- [Try it]
Look for the word "grid" in the entries and copy each line where it appears.

App and web page records:
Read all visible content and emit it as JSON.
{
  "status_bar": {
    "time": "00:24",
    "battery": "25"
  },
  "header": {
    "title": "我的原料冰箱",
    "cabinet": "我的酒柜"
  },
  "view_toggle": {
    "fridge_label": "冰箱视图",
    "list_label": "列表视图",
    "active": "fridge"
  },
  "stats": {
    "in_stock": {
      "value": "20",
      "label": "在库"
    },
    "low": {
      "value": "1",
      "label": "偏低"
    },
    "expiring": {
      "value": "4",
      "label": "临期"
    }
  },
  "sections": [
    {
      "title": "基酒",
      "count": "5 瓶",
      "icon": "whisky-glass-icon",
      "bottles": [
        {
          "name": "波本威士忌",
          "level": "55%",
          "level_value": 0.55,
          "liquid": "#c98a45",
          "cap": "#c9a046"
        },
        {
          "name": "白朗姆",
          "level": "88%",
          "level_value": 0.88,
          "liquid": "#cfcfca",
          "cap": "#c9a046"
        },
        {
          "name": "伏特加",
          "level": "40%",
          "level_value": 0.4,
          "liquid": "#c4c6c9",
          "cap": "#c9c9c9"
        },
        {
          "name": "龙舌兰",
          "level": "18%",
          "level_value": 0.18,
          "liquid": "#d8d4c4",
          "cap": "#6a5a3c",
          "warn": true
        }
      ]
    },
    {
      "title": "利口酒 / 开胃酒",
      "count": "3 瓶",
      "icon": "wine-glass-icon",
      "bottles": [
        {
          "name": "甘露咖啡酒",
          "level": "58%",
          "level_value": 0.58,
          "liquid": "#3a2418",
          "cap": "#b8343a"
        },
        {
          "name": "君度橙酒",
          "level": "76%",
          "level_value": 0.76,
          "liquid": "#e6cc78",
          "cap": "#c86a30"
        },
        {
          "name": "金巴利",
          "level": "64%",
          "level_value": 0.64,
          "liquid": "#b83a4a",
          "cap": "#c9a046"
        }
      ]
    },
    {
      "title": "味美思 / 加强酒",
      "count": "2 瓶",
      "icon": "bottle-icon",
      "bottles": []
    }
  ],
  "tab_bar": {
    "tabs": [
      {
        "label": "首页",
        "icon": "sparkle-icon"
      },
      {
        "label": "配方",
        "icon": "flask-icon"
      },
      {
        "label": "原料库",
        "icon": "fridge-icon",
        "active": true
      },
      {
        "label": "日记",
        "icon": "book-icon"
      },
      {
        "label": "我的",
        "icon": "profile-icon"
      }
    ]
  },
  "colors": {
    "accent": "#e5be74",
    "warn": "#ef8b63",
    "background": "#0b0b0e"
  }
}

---

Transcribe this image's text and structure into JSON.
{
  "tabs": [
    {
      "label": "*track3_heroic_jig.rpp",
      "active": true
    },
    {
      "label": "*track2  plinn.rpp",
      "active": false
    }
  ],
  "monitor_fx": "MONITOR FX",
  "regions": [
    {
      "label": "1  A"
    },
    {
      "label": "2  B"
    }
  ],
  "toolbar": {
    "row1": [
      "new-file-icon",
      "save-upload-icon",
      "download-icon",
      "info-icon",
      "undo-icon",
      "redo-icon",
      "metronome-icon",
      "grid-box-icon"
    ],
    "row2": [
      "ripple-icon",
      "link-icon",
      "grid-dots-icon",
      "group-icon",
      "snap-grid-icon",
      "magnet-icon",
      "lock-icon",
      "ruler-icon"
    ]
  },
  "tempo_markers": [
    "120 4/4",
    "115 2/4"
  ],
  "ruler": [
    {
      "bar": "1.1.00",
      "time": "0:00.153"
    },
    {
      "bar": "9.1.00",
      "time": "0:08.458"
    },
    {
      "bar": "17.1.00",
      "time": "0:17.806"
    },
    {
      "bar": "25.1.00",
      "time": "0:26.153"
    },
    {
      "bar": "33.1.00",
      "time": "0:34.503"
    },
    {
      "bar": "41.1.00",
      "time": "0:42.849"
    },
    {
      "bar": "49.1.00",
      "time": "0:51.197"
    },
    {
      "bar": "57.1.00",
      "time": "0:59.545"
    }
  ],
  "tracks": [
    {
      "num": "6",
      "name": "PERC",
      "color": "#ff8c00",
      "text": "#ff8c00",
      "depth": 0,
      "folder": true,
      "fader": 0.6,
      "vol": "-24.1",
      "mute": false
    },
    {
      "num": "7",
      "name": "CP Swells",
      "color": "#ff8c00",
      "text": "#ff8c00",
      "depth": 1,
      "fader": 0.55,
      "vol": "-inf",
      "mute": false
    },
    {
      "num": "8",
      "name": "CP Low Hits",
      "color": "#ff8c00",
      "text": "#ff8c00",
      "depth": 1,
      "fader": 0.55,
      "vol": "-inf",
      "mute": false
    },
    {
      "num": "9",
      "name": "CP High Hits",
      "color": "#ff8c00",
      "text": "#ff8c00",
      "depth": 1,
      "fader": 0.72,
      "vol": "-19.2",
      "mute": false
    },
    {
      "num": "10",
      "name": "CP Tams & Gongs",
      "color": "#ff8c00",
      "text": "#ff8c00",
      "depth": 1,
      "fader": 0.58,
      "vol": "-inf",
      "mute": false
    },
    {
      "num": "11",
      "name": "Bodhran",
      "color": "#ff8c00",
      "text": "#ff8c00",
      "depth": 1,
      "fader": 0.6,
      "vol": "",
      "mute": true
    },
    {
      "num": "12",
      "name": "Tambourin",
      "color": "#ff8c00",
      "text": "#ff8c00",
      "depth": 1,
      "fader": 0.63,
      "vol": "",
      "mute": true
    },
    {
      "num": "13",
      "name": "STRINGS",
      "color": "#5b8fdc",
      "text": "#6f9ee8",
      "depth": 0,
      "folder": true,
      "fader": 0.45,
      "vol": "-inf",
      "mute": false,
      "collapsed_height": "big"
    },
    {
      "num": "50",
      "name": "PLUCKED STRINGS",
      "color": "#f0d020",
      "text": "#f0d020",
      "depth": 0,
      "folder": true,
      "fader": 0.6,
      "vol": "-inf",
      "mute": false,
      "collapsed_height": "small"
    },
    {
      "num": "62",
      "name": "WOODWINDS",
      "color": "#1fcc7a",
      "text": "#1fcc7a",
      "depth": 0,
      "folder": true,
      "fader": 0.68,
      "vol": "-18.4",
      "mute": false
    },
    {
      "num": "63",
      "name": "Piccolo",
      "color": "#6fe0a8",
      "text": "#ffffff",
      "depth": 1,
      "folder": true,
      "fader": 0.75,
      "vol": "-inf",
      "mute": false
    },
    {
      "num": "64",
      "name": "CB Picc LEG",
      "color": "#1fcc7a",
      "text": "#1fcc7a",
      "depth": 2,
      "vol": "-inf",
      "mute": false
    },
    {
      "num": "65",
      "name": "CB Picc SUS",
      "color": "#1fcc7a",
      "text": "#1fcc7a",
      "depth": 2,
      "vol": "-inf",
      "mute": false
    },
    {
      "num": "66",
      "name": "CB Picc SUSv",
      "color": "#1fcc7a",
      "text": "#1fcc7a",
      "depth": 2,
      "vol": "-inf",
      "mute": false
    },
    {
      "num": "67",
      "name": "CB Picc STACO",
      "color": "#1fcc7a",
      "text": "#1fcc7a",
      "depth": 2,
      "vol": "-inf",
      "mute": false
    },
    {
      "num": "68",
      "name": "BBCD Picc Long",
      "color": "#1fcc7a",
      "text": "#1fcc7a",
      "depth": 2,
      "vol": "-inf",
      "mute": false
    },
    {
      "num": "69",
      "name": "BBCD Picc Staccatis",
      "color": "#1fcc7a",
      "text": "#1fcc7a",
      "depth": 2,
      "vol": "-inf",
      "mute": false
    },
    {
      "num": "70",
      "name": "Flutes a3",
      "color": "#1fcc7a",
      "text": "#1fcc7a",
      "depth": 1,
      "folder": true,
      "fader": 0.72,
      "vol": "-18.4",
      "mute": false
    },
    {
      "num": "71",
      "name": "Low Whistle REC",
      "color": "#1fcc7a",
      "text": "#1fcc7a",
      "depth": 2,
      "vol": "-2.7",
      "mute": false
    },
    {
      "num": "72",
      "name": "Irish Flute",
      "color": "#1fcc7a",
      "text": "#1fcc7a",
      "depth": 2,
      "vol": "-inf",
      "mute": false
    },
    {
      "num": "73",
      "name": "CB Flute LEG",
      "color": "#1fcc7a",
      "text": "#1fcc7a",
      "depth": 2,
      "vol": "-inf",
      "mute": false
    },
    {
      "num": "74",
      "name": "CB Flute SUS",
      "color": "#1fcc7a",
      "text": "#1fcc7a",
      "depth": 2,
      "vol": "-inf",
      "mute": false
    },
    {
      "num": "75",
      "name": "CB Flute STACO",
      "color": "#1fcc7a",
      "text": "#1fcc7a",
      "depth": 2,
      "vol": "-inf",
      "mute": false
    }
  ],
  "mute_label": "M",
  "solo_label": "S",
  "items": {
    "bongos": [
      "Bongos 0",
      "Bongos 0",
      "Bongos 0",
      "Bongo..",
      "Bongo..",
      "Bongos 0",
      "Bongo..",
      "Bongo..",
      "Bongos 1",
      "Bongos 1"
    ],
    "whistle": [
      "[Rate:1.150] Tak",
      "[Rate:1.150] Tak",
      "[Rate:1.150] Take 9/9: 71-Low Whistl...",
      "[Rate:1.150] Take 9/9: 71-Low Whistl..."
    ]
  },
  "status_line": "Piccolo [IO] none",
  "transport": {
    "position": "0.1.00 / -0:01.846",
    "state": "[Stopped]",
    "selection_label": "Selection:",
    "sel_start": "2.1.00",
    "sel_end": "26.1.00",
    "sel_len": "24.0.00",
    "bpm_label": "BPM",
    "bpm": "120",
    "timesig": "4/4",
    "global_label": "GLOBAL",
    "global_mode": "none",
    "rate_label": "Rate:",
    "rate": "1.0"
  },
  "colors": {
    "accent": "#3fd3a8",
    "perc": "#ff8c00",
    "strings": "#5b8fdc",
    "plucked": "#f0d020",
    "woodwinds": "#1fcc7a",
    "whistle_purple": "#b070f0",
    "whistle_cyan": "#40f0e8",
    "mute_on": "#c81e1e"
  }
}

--

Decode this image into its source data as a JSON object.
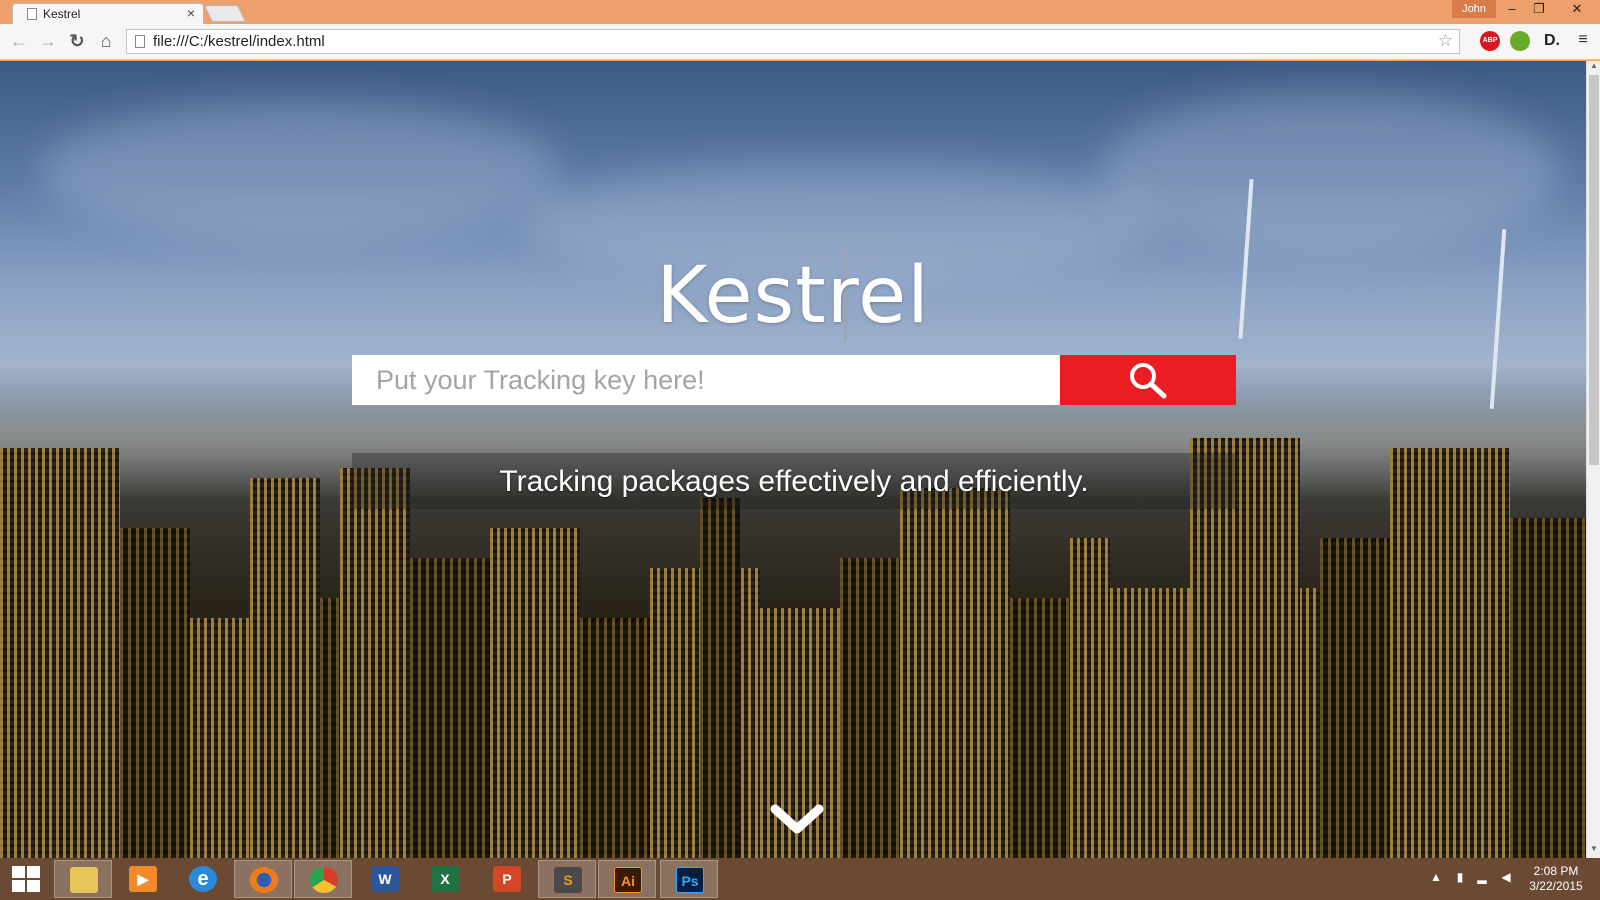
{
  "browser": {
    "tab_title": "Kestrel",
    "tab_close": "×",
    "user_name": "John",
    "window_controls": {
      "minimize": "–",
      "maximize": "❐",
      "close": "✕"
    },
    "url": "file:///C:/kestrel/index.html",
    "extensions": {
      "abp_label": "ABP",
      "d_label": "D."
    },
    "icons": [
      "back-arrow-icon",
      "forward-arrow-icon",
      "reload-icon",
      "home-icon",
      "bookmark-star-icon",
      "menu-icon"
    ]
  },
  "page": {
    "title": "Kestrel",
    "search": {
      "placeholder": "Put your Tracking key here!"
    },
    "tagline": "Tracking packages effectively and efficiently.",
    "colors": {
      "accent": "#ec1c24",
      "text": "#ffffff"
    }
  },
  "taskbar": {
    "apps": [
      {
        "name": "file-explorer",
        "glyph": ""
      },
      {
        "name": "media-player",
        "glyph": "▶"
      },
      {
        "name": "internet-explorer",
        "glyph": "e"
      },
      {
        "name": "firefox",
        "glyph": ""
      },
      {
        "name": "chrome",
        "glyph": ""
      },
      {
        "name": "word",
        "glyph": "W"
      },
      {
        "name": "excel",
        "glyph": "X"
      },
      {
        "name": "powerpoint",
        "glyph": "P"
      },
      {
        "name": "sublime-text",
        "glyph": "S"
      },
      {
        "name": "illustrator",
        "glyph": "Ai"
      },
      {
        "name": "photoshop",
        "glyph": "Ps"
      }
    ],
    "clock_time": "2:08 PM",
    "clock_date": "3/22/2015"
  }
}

- [Written response]
      "grid-box-icon"
      "grid-dots-icon",
      "snap-grid-icon",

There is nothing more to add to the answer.